A travel document that is to be physically cancelled should be examined thoroughly to ensure that it has not been altered in any way before cancellation.
Where there is suspicion that a travel document has been altered or is counterfeit the document must not be returned to the holder or physically cancelled. Instead, the matter must be referred to the Passport Fraud Section and is to be handled in accordance with their instructions.
When travel documents are cancelled under the Australian Passports Act 2005 (Section 22 refers), the document must be defaced to ensure it can't be used again as a primary identity document for travel purposes. This is done by cutting off and disposing of:
- the machine-readable zone (from the bottom of the inside bio-data page); and
- the part of the front cover corresponding to the MRZ.
Returning cancelled passport to holder
On request, a physically cancelled passport may be returned to the holder, unless it is suspected that it has been obtained fraudulently, in which case it is to be forwarded to Passport Fraud Section.
The same applies to an Emergency passport that is cancelled, see ‘ Replacing an Emergency passport ’.
Valid visas in cancelled passport
If the passport has valid visas that the client wishes to continue to use, the client should be advised to contact the appropriate foreign embassy/consulate to ensure the visas in a cancelled passport will continue to be honoured if presented with a newly issued passport.
Regardless of any valid visas, the MRZ and the corresponding part of the front cover must still be cut off to show that the travel document has been cancelled.
Expired travel documents: cancelling
Whenever staff are presented with expired travel documents that have not been physically cancelled, they must also cut off the MRZ and the corresponding part of the front cover.
It is not an option to leave a replaced or expired passport physically un-cancelled under any circumstances.
Deceased person’s travel document: cancelling
Staff should be sensitive to the feelings of the next of kin when cancelling the passports of deceased Australians, particularly to ensure that the photo is not cut.

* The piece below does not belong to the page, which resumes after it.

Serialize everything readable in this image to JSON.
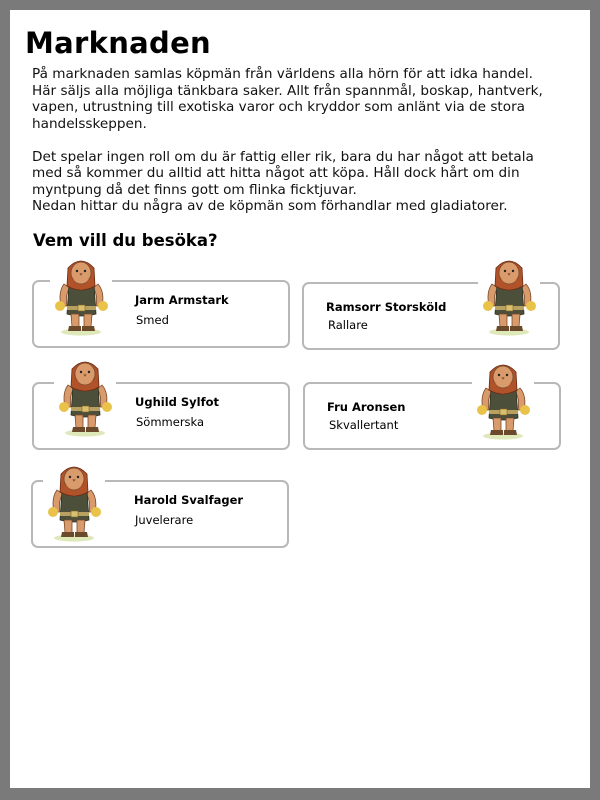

It is not an option, however, to leave a deceased person’s travel document un-cancelled under any circumstances - the MRZ and the corresponding part of the front cover must be cut off.